A new research report from the West Africa Civil Society Institute (WACSI) and the Fund for Global Human Rights offers a comprehensive look at the concerning lack of collaboration between activists and social movements in West Africa—and makes some realistic suggestions for how social justice promoters can collaborate, coordinate, and unite around common goals.
Civic freedoms are increasingly ignored across West Africa, according to CIVICUS, an organization that documents the state of civic space globally. Among the 16 West African countries, only one—Cape Verde—is rated as “open.” Ghana is the region’s second-best performing country, rated as “narrowed.” Twelve countries have an “obstructed” rating, and the civic space in Nigeria and Mauritania is considered “repressed,” making them unsafe for citizens to express their civic rights.
The growing deterioration of civic space in the region has led to a mounting outcry from citizens, activists, social movements, and civil society organizations (CSOs) who promote social justice in their constituencies.
But despite their growing numbers and influence in West Africa, collaboration between activists, social movements, and CSOs remains rare, weakening the possibility of holding perpetrators of injustice (most often the government) to account and realizing long-lasting change through successful social justice campaigns.
In “Collaborating for Effective Social Activism in West Africa: Experiences, Enabling Factors, and Challenges”, WACSI and the Fund for Global Human Rights explain why the extent to which activists, social movements and CSOs collaborate to promote social justice is quite minimal.
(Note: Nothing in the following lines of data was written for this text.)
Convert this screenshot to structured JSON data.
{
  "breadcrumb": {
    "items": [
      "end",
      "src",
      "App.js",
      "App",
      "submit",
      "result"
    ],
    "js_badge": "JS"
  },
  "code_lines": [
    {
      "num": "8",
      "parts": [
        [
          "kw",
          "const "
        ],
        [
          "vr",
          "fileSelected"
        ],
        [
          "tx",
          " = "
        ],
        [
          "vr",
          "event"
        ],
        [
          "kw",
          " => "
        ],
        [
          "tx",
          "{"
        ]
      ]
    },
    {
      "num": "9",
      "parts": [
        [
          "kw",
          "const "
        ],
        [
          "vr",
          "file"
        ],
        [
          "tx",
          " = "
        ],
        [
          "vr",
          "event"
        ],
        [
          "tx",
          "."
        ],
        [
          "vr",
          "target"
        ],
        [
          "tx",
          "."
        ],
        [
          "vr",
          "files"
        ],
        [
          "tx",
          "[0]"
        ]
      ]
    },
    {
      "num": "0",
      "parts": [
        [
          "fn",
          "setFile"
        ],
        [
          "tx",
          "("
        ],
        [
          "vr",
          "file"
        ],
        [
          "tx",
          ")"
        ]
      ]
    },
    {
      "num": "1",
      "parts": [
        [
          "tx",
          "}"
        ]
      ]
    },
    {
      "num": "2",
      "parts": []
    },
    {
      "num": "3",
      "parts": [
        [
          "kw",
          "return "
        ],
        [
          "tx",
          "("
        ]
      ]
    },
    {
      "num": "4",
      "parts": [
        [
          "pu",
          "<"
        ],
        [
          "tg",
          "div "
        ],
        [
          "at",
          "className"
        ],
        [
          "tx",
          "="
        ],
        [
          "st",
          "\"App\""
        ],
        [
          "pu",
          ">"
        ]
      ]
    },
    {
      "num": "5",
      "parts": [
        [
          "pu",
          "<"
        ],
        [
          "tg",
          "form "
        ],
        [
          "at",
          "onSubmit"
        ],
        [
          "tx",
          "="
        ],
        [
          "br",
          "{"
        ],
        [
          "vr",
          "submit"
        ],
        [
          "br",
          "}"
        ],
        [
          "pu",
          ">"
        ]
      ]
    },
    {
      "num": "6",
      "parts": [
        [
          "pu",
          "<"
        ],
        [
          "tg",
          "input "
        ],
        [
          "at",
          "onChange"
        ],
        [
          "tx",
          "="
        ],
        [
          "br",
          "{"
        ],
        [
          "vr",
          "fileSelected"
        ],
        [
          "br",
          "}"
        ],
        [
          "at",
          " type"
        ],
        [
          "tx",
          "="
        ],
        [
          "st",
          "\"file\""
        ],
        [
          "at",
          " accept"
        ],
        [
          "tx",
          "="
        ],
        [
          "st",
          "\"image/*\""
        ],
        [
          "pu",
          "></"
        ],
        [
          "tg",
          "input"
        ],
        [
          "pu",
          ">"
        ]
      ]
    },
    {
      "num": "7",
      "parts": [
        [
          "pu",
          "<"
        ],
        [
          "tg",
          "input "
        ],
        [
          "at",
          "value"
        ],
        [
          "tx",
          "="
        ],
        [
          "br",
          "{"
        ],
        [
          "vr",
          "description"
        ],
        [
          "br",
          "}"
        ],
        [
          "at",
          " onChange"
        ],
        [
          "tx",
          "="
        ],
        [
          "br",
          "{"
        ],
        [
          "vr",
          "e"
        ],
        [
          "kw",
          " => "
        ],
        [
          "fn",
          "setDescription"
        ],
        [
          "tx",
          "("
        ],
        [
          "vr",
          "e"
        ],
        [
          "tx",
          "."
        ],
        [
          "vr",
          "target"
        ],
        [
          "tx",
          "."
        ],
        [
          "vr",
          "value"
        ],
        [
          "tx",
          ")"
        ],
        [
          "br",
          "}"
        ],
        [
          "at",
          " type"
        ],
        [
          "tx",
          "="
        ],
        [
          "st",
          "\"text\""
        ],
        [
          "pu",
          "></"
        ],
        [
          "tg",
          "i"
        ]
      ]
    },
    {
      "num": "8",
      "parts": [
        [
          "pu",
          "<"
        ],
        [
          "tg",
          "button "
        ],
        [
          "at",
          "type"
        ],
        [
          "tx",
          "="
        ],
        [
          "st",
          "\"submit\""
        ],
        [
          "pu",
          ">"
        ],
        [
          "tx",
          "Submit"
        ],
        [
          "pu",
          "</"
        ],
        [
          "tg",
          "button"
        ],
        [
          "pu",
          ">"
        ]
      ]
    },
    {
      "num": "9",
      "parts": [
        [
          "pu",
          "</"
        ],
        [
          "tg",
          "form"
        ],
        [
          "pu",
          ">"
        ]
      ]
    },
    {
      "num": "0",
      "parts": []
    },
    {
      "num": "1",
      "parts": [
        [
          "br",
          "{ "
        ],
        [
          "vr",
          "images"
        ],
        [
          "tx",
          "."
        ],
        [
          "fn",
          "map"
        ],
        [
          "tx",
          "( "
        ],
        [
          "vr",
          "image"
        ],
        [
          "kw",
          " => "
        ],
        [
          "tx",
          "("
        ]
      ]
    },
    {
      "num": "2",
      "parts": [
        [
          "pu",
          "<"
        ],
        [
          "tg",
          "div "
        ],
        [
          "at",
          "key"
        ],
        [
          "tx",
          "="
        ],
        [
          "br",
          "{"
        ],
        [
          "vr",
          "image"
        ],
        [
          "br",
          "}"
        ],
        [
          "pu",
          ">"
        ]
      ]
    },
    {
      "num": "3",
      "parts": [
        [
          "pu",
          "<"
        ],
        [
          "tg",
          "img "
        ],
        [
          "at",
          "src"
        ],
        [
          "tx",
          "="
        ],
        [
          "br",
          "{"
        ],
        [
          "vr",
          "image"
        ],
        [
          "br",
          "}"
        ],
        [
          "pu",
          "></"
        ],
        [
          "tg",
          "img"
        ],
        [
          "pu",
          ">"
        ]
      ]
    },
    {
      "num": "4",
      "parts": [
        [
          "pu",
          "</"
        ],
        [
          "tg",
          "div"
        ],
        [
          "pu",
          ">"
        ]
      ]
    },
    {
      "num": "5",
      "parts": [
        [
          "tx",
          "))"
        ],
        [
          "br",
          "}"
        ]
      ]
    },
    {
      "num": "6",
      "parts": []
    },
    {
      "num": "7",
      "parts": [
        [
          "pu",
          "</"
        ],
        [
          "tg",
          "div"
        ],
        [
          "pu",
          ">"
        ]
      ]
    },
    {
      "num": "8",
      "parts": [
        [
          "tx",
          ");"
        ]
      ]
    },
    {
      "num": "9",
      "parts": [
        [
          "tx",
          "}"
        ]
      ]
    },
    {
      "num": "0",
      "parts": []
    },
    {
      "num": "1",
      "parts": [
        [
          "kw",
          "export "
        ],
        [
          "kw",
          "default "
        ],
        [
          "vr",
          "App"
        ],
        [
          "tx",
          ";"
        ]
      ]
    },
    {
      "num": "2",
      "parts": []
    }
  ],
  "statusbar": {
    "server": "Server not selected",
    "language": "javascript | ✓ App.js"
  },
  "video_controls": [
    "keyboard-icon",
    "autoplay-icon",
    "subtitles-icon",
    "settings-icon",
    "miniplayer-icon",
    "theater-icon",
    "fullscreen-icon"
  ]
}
Stumbling blocks to seamless collaboration include ideological differences and incompatible goals, mistrust among the partners, difference in leadership style, bureaucratic standards of CSOs, and lack of perceived accountability.
However, the report finds that a common shared interest—such as promoting social justice—and the need for a unified voice among diverse stakeholders are key factors that have inspired collaboration between these divergent groups.
If social justice activists, social movements, and CSOs are to collectively combat perpetrators of social injustices in society, collaboration will be necessary. Building strong partnerships, devising innovative strategies and tactics, learning from each other, enhancing mutual trust through transparency and accountability (especially on the part of CSOs), and documenting their experiences are all strategies to help build important cross-country partnerships.
As threats to civic freedom persist across West Africa, it is imperative for actors within the space to redefine their strategies by leveraging the enabling factors of collaboration and addressing the challenges that impede collaboration.
Access the full report here: https://bit.ly/socialactivismwa